UKGC to review penalty fees and player incentives in 2024 agenda

UKGC explains changes to ‘Young People & Gambling’ report
Image: Shutterstock

The UK Gambling Commission (UKGC) has notified stakeholders of its plans to hold seven new consultations as part of the continued regulatory review of recommendations put forward by the Gambling Review’s White Paper.

As detailed by Tim Miller, the Executive Director on Policy Development for the Gambling Commission, the consultations will address the topics of “socially responsible incentives, customer-led tools, transparency of customer fund protection, annual financial contributions to research, prevention, and treatment, regulatory data reporting, financial penalties, and financial key event reporting”.

Lasting for a period of 12 weeks, they are expected to close around February-March 2024. The UKGC upholds the aim to implement the Government’s Gambling Act Review recommendations and address regulatory aspects to prepare for future challenges.

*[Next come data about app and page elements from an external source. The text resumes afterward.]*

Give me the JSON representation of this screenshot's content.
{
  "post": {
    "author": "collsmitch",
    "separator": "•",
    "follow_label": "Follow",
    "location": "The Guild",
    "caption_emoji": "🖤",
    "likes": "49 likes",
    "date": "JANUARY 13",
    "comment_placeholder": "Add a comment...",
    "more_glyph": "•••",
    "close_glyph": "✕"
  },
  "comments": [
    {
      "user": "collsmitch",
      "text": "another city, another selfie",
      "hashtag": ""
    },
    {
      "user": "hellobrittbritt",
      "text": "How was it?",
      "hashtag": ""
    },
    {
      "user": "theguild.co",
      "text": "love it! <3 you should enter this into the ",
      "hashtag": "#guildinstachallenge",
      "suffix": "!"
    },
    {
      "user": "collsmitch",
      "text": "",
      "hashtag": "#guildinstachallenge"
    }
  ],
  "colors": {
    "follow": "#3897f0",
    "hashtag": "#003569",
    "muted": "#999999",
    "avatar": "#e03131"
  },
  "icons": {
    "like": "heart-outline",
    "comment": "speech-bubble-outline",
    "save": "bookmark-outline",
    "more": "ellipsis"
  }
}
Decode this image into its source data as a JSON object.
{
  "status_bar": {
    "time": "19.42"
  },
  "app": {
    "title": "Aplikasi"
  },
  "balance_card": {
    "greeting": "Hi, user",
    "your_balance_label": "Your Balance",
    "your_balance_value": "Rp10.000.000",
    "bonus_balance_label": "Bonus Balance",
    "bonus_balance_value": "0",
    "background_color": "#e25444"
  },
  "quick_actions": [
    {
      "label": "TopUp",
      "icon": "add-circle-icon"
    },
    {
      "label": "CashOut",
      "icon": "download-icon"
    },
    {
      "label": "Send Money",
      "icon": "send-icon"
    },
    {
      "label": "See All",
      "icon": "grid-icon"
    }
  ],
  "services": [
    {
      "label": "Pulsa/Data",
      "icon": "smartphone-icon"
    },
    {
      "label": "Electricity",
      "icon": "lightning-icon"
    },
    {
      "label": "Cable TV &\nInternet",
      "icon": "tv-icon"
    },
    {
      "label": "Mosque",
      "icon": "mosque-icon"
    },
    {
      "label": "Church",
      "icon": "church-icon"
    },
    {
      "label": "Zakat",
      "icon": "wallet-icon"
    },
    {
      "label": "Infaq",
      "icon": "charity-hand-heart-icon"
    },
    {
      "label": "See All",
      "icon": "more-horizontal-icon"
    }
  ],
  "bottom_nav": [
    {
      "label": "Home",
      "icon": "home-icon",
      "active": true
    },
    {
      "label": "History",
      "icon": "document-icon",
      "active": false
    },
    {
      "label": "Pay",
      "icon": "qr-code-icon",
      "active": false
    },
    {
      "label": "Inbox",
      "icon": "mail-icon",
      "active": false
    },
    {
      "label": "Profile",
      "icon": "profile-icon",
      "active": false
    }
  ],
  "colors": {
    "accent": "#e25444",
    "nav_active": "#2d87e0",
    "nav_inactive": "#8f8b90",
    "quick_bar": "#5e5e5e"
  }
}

Since publishing the Gambling Review’s White Paper on 27 April [Year], the Commission has undertaken four consultations related to age verification, remote games design, financial risk assessments, and marketing and cross-selling.

The forthcoming consultations will review proposals relating to incentives such as free bets and bonuses, to ensure they do not encourage harmful or excessive gambling.

The use of customer-led tools will be examined to empower consumers and make it easier for them to manage their gambling in ways that work for them, such as deposit limits.

Current Licence Conditions and Codes of Practice (LCCP) duties will be reviewed to increase transparency regarding the protection of customer funds, especially in cases where licensees offer no insolvency protection.

In anticipation of a future statutory levy, the Commission will consider removing the obligation to contribute to specific research, prevention, and treatment bodies.

It will also explore changes to the way financial penalties are calculated, aiming for more clarity and transparency on infringements. These changes include setting penalties at levels where the cost of non-compliance is higher than compliance costs.

Feedback is further required on ‘financial key event reporting’ regarding how LCCPs can provide detailed financial information, enhancing the Commission’s risk-based regulatory approach in response to the sector’s increasing complexity and globalisation.

In conclusion, the Commission continues to support the government and DCMS in implementing the Gambling Act Review, focusing on stake limits for online slots, land-based measures, and the introduction of a statutory levy.